Oversight Council Request for Information on Implementing the Volcker Rule. On October 6, 2010, the Oversight Council issued a public request for information in connection with the Oversight Commission's study on implementing certain prohibitions on proprietary trading, which prohibitions are commonly referred to as the Volcker Rule. Institutions subject to the Volcker Rule may be subject to higher capital requirements and quantitative limits with regard to their proprietary trading. To the extent that the Volcker Rule is implemented in a way that subjects FHLBanks to it, the Bank may be subject to additional limitations on the composition of its investment portfolio beyond those to which it is already subject under existing Finance Agency regulations.

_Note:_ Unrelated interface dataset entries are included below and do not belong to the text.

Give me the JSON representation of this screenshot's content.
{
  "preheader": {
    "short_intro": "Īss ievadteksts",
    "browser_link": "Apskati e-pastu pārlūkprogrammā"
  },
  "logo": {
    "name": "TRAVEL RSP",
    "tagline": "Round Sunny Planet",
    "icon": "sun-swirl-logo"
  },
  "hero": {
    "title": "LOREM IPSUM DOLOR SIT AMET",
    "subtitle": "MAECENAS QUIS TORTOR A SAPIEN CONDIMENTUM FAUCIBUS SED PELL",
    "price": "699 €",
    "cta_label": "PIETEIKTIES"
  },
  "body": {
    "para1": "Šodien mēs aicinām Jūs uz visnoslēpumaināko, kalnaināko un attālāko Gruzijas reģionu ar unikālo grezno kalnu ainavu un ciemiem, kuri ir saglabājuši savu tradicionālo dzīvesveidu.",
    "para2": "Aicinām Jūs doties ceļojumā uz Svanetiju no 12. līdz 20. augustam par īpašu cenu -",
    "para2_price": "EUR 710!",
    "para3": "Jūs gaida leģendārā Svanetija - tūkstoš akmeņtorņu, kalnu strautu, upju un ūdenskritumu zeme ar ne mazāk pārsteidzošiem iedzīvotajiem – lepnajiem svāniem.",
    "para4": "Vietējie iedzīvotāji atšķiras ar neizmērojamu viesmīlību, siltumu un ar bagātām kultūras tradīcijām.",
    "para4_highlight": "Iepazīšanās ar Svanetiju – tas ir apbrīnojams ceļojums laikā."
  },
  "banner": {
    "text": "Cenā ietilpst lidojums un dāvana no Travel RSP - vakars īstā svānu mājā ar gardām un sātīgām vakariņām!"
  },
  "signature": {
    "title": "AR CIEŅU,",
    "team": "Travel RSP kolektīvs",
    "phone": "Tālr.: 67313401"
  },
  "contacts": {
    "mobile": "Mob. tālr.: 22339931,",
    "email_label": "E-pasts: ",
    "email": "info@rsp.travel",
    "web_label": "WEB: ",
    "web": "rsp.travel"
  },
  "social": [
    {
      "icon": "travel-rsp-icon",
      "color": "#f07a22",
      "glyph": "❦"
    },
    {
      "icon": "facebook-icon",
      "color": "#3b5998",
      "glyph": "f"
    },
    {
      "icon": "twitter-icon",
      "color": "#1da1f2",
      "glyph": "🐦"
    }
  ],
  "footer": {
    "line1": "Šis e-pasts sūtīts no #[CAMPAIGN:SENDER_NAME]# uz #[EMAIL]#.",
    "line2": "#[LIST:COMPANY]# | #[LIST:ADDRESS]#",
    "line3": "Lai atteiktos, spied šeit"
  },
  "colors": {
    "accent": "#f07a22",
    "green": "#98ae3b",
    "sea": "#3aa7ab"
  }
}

These limitations could result in less profitable investment alternatives.
 
FDIC Proposed Rule on Restoring the Deposit Insurance Fund. In addition to requiring unlimited deposit insurance coverage for transaction accounts (see discussion below), the Dodd-Frank Act also makes a number of changes to the federal deposit insurance program. First, it requires the FDIC to base future assessments for deposit insurance on the amount of assets held by an institution instead of on the amount of deposits it holds. Second, it permanently increases deposit insurance coverage for insured banks, savings associations, and credit unions to $250,000. Third, it increases the minimum reserve ratio for the FDIC insurance fund to 1.35 percent, which the FDIC is required to meet by September 30, 2020. Fourth, it requires the FDIC to offset the effect of meeting this higher reserve ratio on insured depository institutions with total consolidated assets of less than $10 billion. On October 19, 2010, the FDIC adopted a new restoration plan in order to meet the statutorily required 1.35 percent reserve ratio for its insurance fund by September 30, 2020 and issued a proposed rule that, among other things, would set the long-term designated reserve ratio for the fund at 2.00 percent. These changes made by the Dodd-Frank Act may provide an incentive for some of the Bank's members to hold more deposits than other non-deposit liabilities.
 
FDIC Proposed Rule on Unlimited Deposit Insurance for Noninterest-Bearing Transaction Accounts. The Dodd-Frank Act requires the FDIC and the National Credit Union Administration to provide unlimited deposit insurance for noninterest-bearing transaction accounts. This requirement is in effect for FDIC-insured institutions from December 31, 2010 until January 1, 2013 and for insured credit unions from the effective date of the Dodd-Frank Act until January 1, 2013. On September 27, 2010, the